Go through the data below. Pull out every line that has the word "title".

[[ DATASET CONTENT, beginning ]]

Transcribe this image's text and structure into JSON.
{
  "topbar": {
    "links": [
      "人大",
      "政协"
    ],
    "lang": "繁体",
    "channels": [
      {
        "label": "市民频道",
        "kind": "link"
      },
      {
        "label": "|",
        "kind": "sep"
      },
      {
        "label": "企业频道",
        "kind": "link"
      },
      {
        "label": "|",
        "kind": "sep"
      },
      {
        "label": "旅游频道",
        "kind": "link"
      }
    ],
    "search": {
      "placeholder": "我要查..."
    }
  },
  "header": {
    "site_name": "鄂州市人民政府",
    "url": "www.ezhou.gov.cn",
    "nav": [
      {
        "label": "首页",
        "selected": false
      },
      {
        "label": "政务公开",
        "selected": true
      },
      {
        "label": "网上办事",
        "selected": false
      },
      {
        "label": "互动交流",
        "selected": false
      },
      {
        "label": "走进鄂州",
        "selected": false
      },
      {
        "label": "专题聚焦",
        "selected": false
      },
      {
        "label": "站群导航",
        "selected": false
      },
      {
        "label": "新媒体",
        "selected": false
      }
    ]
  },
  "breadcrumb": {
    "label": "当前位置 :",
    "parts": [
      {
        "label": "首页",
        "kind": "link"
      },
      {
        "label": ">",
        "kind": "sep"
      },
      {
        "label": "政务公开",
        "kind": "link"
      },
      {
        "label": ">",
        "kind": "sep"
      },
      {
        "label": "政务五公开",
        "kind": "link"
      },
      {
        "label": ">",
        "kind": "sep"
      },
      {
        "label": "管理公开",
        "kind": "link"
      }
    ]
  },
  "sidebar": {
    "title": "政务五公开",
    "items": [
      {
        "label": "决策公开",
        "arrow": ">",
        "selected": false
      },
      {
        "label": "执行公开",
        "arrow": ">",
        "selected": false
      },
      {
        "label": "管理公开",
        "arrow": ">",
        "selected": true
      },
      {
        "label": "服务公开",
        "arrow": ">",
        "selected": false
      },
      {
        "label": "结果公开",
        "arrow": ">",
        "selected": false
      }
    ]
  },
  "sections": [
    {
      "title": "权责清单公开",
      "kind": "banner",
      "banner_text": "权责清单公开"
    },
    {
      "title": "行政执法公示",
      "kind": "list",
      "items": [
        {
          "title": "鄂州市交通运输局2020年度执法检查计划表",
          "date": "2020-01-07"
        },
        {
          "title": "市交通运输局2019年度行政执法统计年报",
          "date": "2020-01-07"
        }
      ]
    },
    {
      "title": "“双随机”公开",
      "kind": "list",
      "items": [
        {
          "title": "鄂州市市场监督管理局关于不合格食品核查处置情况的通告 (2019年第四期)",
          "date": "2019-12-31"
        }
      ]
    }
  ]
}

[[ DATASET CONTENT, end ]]

**WRITTEN REPLY**.
    "title": "政务五公开",
      "title": "权责清单公开",
      "title": "行政执法公示",
          "title": "鄂州市交通运输局2020年度执法检查计划表",
          "title": "市交通运输局2019年度行政执法统计年报",
      "title": "“双随机”公开",
          "title": "鄂州市市场监督管理局关于不合格食品核查处置情况的通告 (2019年第四期)",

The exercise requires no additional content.